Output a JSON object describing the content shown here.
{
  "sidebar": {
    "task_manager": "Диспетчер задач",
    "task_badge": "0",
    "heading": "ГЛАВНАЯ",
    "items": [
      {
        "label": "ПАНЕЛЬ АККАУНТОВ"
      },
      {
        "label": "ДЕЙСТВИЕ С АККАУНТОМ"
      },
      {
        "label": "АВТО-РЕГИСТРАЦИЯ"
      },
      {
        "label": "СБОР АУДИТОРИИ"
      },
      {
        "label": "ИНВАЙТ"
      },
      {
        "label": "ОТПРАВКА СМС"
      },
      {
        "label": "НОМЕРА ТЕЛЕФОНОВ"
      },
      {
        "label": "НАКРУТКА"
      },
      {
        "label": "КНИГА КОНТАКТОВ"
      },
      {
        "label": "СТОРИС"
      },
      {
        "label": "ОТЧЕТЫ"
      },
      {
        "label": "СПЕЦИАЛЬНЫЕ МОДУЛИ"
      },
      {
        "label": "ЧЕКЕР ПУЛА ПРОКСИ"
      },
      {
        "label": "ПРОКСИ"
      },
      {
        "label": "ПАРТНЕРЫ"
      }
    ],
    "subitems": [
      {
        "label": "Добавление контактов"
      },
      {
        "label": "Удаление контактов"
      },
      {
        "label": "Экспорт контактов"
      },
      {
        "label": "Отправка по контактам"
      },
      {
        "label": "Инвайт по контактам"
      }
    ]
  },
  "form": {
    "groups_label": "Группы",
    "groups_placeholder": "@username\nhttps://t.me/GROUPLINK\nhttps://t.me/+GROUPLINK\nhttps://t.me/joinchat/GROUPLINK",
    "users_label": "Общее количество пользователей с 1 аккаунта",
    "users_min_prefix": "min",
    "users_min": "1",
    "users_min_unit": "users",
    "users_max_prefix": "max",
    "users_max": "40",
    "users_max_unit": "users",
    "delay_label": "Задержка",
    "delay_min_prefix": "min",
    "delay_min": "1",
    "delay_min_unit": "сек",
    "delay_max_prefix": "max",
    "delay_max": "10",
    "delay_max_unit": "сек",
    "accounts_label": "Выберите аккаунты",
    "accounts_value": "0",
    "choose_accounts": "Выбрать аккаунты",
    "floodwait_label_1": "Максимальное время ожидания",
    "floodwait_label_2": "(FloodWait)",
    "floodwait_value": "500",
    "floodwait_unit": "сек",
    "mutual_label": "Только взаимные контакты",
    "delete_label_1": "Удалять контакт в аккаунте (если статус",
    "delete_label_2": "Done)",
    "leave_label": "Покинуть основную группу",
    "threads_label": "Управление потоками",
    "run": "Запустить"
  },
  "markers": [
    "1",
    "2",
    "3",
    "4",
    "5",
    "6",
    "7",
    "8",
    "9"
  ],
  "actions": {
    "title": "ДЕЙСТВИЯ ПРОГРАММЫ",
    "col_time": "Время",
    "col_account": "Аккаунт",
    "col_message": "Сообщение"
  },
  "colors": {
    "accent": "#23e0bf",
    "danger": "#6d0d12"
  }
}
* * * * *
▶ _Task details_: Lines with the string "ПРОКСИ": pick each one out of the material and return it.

▶ _Solution below_:
        "label": "ЧЕКЕР ПУЛА ПРОКСИ"
        "label": "ПРОКСИ"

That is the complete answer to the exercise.